January 31, 2013
For the past week, my wife’s family from Wales has been visiting Kenya. In order to give you different perspective, the following is a blog post from my brother-in-law, James Davies, about a graduation ceremony last week…
“Yesterday, however, was an interesting day. We attended a graduation event for one of the local CARE for AIDS’ centres. Allow me to explain. Caleb has been working for CARE for AIDS for about 18 months. The charity has been going since 2007 and it works with local churches in setting up centres where people living with HIV/AIDS can attend for support. This support comprises spiritual, health and economic empowerment. Participants go through a 9 month programme, after which a graduation ceremony is held.

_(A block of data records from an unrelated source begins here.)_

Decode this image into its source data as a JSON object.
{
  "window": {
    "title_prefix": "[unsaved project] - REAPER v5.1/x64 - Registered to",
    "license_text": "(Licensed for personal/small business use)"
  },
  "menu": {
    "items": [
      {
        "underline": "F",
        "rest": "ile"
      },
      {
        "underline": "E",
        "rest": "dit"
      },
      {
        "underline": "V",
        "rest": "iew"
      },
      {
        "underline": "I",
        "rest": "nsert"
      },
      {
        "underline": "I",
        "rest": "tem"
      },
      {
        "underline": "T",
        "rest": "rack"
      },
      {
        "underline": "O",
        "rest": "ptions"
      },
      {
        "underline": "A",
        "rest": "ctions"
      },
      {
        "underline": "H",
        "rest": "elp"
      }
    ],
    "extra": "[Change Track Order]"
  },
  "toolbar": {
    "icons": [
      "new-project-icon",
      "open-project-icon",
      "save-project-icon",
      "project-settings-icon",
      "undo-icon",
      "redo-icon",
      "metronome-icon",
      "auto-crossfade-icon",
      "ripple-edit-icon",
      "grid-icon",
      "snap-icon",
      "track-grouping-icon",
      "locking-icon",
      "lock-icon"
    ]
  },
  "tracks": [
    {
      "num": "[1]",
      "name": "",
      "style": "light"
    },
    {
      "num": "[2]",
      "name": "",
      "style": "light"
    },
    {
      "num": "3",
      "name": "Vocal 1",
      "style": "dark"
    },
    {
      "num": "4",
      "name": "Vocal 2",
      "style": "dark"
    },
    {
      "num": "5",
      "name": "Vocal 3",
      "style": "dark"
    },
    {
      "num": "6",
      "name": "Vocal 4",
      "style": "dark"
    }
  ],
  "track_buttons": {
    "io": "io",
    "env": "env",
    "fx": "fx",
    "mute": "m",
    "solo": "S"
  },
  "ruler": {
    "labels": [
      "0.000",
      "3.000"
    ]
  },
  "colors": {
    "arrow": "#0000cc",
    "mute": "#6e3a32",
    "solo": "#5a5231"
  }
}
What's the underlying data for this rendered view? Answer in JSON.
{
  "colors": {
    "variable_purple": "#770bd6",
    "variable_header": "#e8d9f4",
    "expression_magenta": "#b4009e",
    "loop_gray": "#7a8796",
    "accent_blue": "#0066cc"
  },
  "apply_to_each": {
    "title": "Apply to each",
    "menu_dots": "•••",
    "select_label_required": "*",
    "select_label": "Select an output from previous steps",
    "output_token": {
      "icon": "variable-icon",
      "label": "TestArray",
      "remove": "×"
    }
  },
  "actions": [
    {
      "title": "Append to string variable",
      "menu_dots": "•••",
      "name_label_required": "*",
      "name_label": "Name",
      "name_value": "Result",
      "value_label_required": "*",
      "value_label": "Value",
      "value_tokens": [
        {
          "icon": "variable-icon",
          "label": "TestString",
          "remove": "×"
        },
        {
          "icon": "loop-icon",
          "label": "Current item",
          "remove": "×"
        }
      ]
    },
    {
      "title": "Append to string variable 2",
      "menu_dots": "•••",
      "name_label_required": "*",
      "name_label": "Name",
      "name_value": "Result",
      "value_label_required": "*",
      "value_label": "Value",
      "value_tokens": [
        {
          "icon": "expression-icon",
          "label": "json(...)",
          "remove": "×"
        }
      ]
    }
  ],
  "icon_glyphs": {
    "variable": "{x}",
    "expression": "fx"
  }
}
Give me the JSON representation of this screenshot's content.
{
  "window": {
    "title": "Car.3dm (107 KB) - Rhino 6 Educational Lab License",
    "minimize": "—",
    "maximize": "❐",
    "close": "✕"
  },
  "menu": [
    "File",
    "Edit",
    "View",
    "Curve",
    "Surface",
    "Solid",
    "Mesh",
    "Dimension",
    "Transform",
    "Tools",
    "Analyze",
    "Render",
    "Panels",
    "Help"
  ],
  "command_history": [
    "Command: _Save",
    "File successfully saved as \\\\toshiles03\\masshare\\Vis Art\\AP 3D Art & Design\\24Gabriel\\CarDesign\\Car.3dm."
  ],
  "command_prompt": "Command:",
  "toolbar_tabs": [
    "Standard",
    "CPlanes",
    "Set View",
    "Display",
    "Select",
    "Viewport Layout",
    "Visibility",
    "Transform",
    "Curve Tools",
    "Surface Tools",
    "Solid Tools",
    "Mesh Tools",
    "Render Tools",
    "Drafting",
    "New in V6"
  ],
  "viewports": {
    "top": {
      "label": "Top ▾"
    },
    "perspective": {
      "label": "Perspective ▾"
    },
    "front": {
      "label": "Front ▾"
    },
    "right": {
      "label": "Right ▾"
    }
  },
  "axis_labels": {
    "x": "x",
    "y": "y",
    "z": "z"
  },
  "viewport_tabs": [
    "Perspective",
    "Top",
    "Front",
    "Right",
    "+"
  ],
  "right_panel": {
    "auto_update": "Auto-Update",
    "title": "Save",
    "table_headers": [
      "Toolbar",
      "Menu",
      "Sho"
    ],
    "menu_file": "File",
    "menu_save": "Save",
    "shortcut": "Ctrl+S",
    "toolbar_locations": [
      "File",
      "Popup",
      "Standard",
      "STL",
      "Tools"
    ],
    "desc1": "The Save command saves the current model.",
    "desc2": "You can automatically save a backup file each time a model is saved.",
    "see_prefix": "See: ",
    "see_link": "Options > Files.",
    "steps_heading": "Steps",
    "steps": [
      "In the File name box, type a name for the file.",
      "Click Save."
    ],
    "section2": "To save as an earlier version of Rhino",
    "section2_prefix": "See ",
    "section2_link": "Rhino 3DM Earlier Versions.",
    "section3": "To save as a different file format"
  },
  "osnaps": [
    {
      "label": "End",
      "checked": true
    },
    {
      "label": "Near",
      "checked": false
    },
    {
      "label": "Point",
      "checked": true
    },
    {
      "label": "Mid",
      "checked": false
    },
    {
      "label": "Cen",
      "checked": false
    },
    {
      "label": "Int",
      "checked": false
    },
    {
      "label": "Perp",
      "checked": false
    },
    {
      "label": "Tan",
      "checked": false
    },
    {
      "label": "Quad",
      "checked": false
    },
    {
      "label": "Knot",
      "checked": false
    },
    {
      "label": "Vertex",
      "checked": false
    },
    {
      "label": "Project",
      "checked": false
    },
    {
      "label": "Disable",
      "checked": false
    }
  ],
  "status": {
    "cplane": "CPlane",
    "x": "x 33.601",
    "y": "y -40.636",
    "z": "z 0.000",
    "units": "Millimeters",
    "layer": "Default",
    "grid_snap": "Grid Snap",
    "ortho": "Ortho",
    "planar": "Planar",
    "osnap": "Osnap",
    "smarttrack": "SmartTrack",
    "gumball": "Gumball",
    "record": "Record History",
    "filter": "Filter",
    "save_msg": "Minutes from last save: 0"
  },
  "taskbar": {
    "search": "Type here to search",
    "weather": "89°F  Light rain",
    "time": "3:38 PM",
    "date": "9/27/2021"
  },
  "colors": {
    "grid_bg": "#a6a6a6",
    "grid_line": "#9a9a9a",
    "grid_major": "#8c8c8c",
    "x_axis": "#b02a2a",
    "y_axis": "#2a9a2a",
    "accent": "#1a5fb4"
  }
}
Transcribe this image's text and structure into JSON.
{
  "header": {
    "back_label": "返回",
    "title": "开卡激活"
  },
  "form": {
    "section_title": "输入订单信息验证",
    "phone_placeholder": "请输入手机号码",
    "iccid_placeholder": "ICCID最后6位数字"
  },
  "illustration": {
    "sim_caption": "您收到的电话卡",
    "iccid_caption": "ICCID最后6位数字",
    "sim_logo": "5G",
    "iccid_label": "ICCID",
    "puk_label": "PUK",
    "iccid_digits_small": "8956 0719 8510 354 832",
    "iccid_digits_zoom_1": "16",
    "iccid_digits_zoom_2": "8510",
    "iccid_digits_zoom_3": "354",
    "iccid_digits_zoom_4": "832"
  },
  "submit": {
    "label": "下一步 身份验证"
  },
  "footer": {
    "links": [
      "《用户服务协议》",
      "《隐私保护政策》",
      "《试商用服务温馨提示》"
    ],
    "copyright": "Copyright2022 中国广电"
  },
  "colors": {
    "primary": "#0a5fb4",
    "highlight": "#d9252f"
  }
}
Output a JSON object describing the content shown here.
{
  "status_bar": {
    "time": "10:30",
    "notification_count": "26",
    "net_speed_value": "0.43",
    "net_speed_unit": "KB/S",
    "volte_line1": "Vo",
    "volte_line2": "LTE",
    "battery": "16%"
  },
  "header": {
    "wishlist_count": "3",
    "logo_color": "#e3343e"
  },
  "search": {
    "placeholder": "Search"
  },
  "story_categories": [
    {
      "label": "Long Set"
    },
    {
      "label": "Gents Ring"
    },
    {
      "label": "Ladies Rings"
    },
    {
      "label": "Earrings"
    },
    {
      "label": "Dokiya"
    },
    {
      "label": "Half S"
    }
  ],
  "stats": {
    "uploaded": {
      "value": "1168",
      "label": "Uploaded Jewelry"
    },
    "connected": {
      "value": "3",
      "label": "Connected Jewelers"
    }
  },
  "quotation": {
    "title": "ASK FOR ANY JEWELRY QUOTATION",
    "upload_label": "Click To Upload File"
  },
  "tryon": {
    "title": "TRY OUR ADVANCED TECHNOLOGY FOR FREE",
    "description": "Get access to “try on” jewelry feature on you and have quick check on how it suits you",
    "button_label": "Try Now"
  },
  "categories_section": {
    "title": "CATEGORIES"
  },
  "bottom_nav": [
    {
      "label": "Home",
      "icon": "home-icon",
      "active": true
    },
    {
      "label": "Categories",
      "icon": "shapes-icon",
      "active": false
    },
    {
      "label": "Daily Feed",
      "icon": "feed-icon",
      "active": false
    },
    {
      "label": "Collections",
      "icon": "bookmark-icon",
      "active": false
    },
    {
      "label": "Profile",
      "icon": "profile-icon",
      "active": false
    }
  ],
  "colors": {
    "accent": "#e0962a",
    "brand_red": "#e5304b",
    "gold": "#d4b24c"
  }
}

The graduation we attended was in a place called Kayole. The journey there was incredible. It felt like I was Truman Burbank from the film ‘The Truman Show’ and some director had changed the film set to some peaceful war zone. I have never seen such a concentration of abject poverty and yet everybody seemed to be intensely busy. The roads were tarmac to begin with, they progressed to a sort of dirt track and at points they were made out of compressed rubbish. Unfortunately I didn’t get a decent photograph truly to capture it: it was unsafe to get out of the car, but I hope some of the pictures below give a flavour of the place.
The graduation was held in the local church. It was just corrugated iron sheets attached to a concrete structure. About 1500 attend on a Sunday, but yesterday it was around 130 of which about 80 were graduating. It was the longest service I’ve ever been to, lasting about 5 hours. It was a hot day and it required some serious effort to maintain a display of interest for that long. A fault on the part of Western thinking, perhaps. Anna and Caleb have to attend this sort of thing fairly often and they have my sympathies. Having said that, there were some inspirational moments. The service started with some singing. To lead the church in song there are, it seems, no requirements to be able to sing!
We then had some testimonies, which were powerful listening. One of those who spoke was Alice. She has been HIV positive for 9 years and her life has been transformed since going through the programme. She was down in herself and her husband had had enough of her and would often pray that she would die. She has since realised what salvation means for her, and through the economic empowerment she has been taught bag making skills which enables her to make money to feed the family. Her husband supports her in this work and her marriage is now far happier. Her affections are beyond this life, and though there are so many things to get her down, such as her illness and the extremely poor environment in which she lives, hope and joy radiate from her.
We were also treated to a drama about a typical experience of a woman being given the news that she has HIV. It was funny in some ways a) the length of it, about 45 minutes b) the wooden acting, which apparently is the standard on tv too. The gist of it was a woman being diagnosed with HIV, her husband accusing her of adultery and throwing her out of the house, and the role that the centre plays in the woman rebuilding her life and helping the husband overcoming his denial of the situation. There is a lot of ignorance about HIV and AIDS within the communities and CARE for AIDS are trying to help overcome this, rather than the usual death, burial and being forgotten.
It was then the actual graduation where each person was given a certificate and a bible and clapped by all the others present. They were dressed in their best clothes and it was a tremendously proud moment for each of them.
The other note worthy thing about the day is how we as guests were treated. At the start of the service we were called up to the front to have chairs, rather than wooden benches. We were frequently addressed as their ‘distinguished guests’ and were held in general veneration throughout. After the service lunch was served. This for me was the most embarrassing part, where we as guests had a ‘top table’ if you like, served by others, whereas the rest of the church queued en masse for their food and sat on the wooden rows eating their food. The pictures below capture this, I hope. I guess this is just something those helping out over here have to get used to.
It was an interesting day, a humbling day, a long day, but a day of celebration too. I now understand and appreciate the work that Caleb does here in Kenya. I had long been in ignorance, and I hope that those who know him but didn’t really know what he did over here have had a little light shone on what he does.